“We can also all agree that people cannot fly just by flapping their arms, or that we cannot survive without breathing. If we can agree on certain truths, why can we not agree on others?
“We make decisions every day, every hour, every minute in our lives, and one of those decisions has been to do wildlife rehabilitation. Are the things we say, do, and know about wildlife rehabilitation: true, fair, good, and beneficial?
“Making good things is a selfish act …
“Probably most of you started in the rehabilitation world because you wanted to do something good. But, do you remember that I said that doing good is a selfish act? If you do good you will feel good, but what if what we are doing is not good? What if the things we think, say, and do are not: true, fair, good, and beneficial?
“I have a true belief, (and this is a belief, not a FACT) that there is a disconnection between wildlife rehabilitation emotions and wildlife rehabilitation science …
“… I believe that to reconnect we need to LOVE.
“There are two types of love.

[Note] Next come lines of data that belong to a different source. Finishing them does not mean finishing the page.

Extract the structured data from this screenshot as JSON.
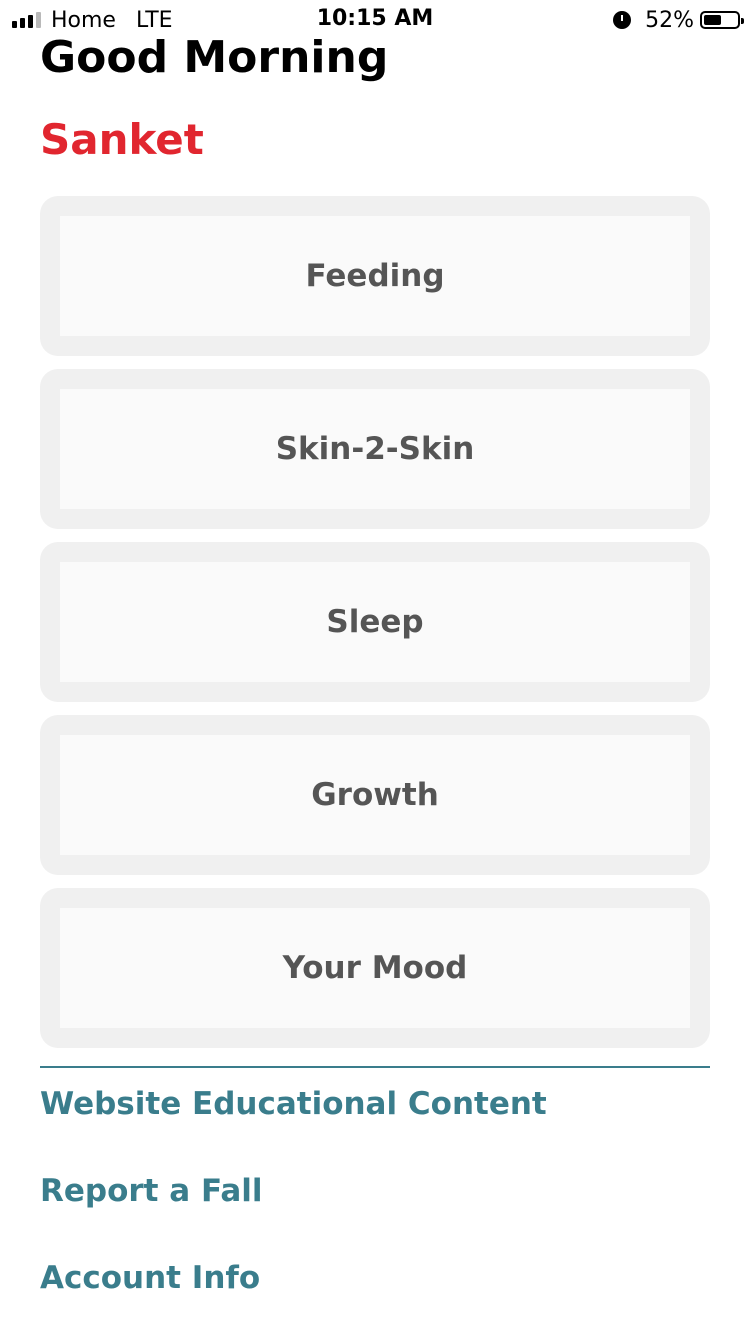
{
  "status_bar": {
    "carrier": "Home",
    "network": "LTE",
    "time": "10:15 AM",
    "battery": "52%",
    "battery_level": 0.52,
    "signal_bars_active": 3,
    "signal_bars_total": 4
  },
  "header": {
    "greeting": "Good Morning",
    "name": "Sanket"
  },
  "cards": [
    {
      "label": "Feeding"
    },
    {
      "label": "Skin-2-Skin"
    },
    {
      "label": "Sleep"
    },
    {
      "label": "Growth"
    },
    {
      "label": "Your Mood"
    }
  ],
  "links": [
    {
      "label": "Website Educational Content"
    },
    {
      "label": "Report a Fall"
    },
    {
      "label": "Account Info"
    }
  ],
  "colors": {
    "name_accent": "#e1262f",
    "link_accent": "#3a7d8c",
    "card_text": "#555555"
  }
}
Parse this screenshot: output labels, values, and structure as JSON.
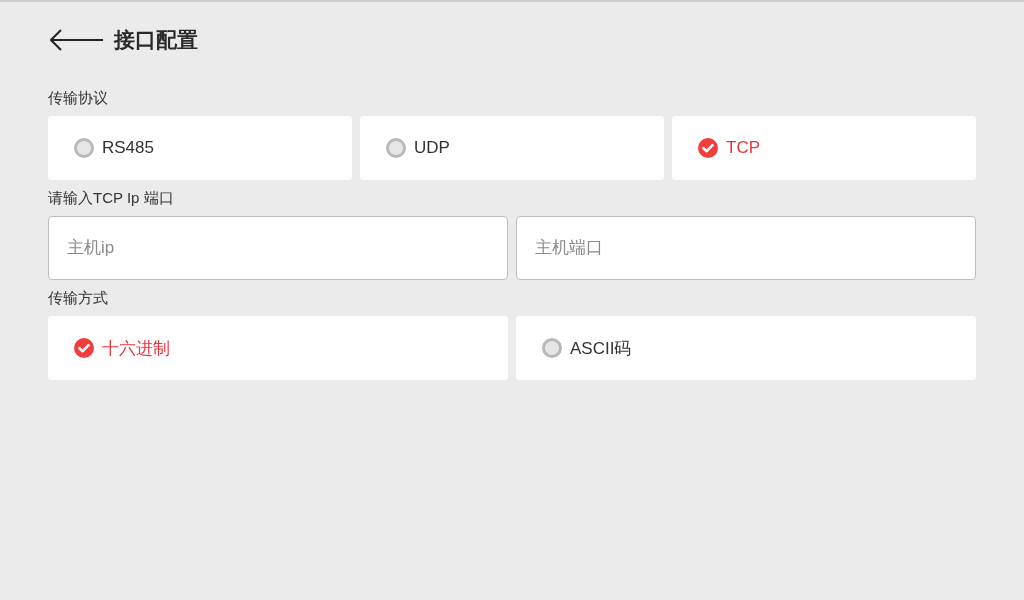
{
  "header": {
    "title": "接口配置"
  },
  "protocol": {
    "label": "传输协议",
    "options": [
      {
        "label": "RS485",
        "selected": false
      },
      {
        "label": "UDP",
        "selected": false
      },
      {
        "label": "TCP",
        "selected": true
      }
    ]
  },
  "tcp": {
    "label": "请输入TCP Ip 端口",
    "fields": [
      {
        "placeholder": "主机ip"
      },
      {
        "placeholder": "主机端口"
      }
    ]
  },
  "mode": {
    "label": "传输方式",
    "options": [
      {
        "label": "十六进制",
        "selected": true
      },
      {
        "label": "ASCII码",
        "selected": false
      }
    ]
  }
}
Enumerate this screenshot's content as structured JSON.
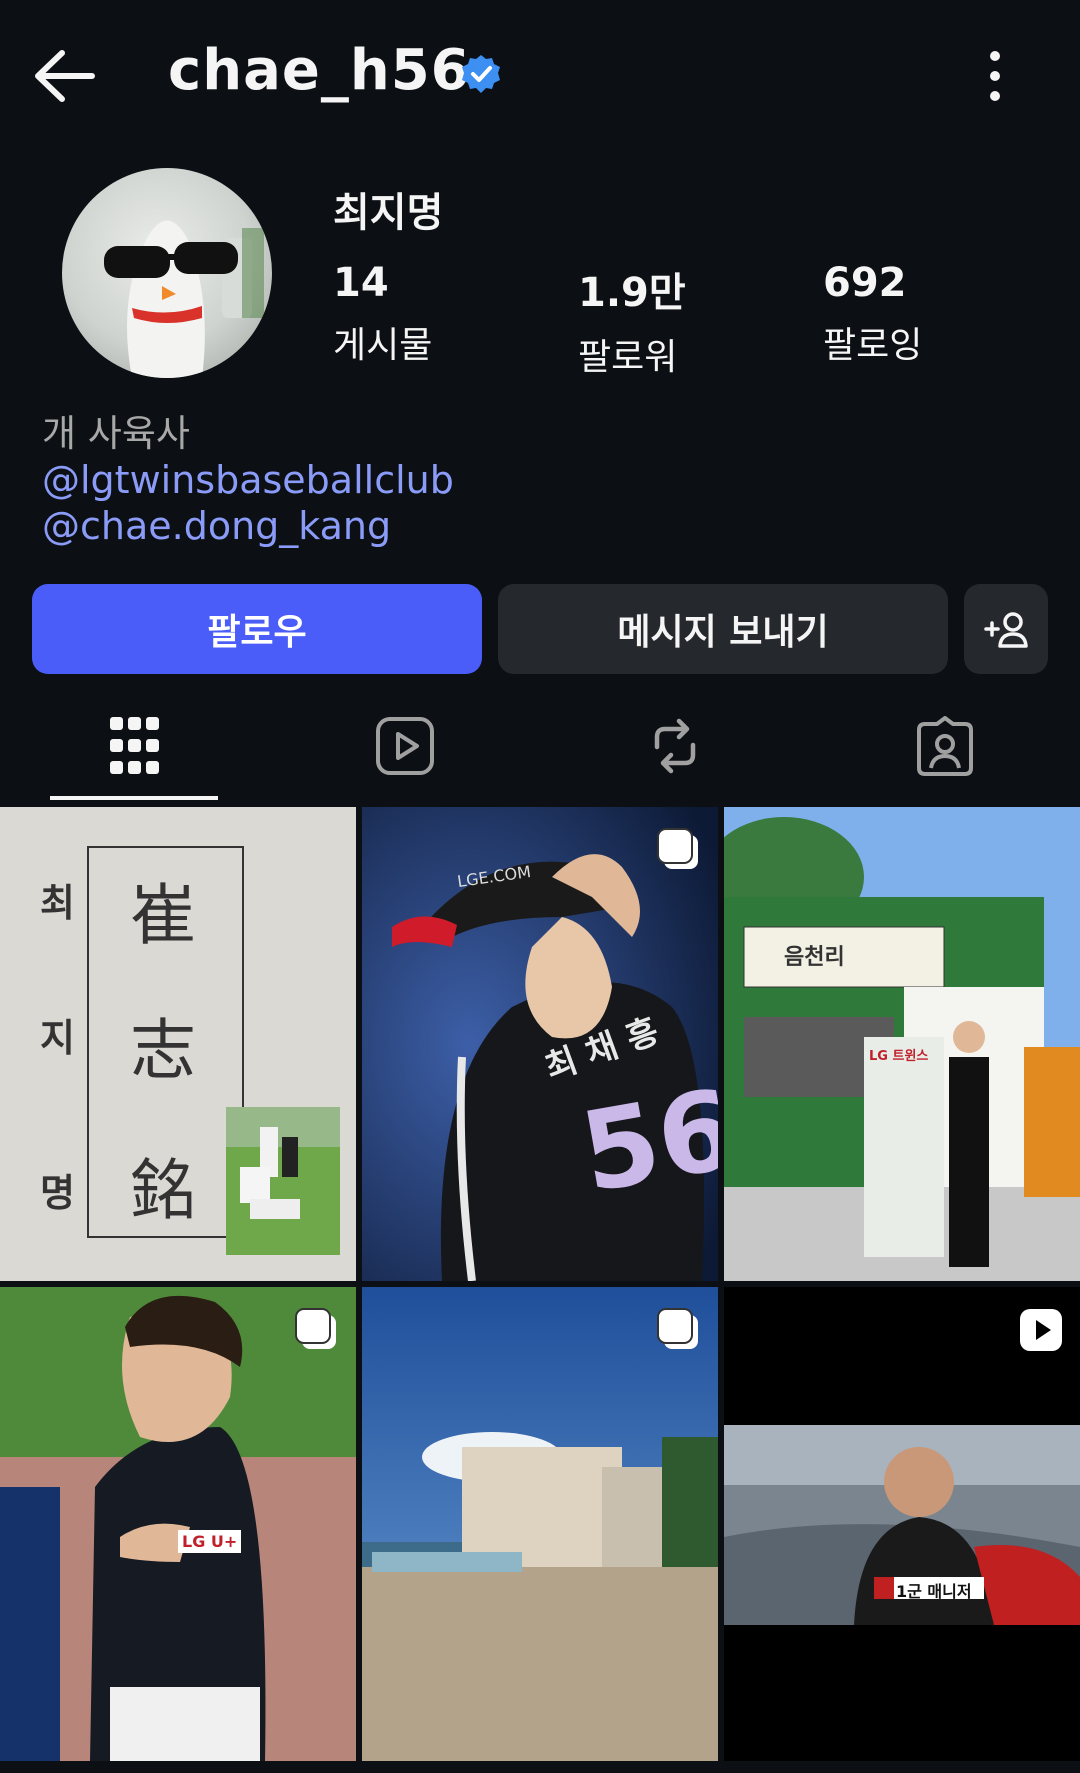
{
  "header": {
    "username": "chae_h56",
    "back_icon": "arrow-left-icon",
    "verified_icon": "verified-badge-icon",
    "more_icon": "more-vertical-icon"
  },
  "profile": {
    "display_name": "최지명",
    "stats": [
      {
        "value": "14",
        "label": "게시물"
      },
      {
        "value": "1.9만",
        "label": "팔로워"
      },
      {
        "value": "692",
        "label": "팔로잉"
      }
    ],
    "category": "개 사육사",
    "links": [
      "@lgtwinsbaseballclub",
      "@chae.dong_kang"
    ]
  },
  "actions": {
    "follow_label": "팔로우",
    "message_label": "메시지 보내기",
    "add_person_icon": "add-person-icon"
  },
  "tabs": [
    {
      "name": "grid-icon",
      "active": true
    },
    {
      "name": "reels-icon",
      "active": false
    },
    {
      "name": "reposts-icon",
      "active": false
    },
    {
      "name": "tagged-icon",
      "active": false
    }
  ],
  "posts": [
    {
      "type": "photo",
      "text": [
        "최",
        "지",
        "명",
        "崔",
        "志",
        "銘"
      ]
    },
    {
      "type": "carousel",
      "text": [
        "LGE.COM",
        "최 채 흥",
        "56"
      ]
    },
    {
      "type": "carousel",
      "text": [
        "음천리",
        "LG 트윈스"
      ]
    },
    {
      "type": "carousel",
      "text": [
        "LG U+"
      ]
    },
    {
      "type": "carousel",
      "text": []
    },
    {
      "type": "reel",
      "text": [
        "1군 매니저"
      ]
    }
  ],
  "colors": {
    "background": "#0c0f14",
    "follow_button": "#4a5df9",
    "secondary_button": "#25282d",
    "link": "#8b9cf8",
    "verified": "#3d8ff2"
  }
}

In the first one, we do things to make us feel good, and not for the animals. We come first, the animal comes second. We want to be really close to the animals, touch them if possible, because we are fascinated by them. Sometimes we love animals, like some parents love their children:
- The parents overprotect their children;
- Parents don’t leave any room for their children to explore;
- They facilitate everything for their children;
- They don’t want them to take any risks and make mistakes;
- And parents don’t allow their kids to be independent and solve their own problems.
“There is a second type of love, where the animal comes FIRST and we come second. It is a desire to want the best for that animal, regardless of how bad we may feel.
“After all, we ALL care for wildlife, and that is why we do it. Nevertheless, I used to be in the first category of love, and I learned that the things I think, I say and I do, need to be: true, fair, good, and beneficial.
“How can we come to an agreement to base wildlife rehabilitation in science (that is true and fair) and not just in experience and emotions (that is fake news) so we can do good, do better, and really benefit wildlife?
“I do not have all the answers of how, but I found that there are three easy steps to think, say, and do for true, fair, good, and beneficial things.
- Believe in truth, believe in science, even when you don’t like it or makes you uncomfortable.
- Dare yourself to understand better, not just to know more. Because sometimes we know more, but understand less. Try to understand more.
- BE HUMBLE!!! If you are humble, you will do good, feel good, and everyone will benefit from what you do.
‘In the end we will only protect what we love, we will love what we understand, and we will understand only what we are taught is true.’”
As my speech says, 2018 helped me improving my connection with wildlife and the environment. My job gives me the opportunity to make better this country (U.S.), my country (Mexico), and the world, doing good, fair, beneficial, and true meaningful things for wildlife.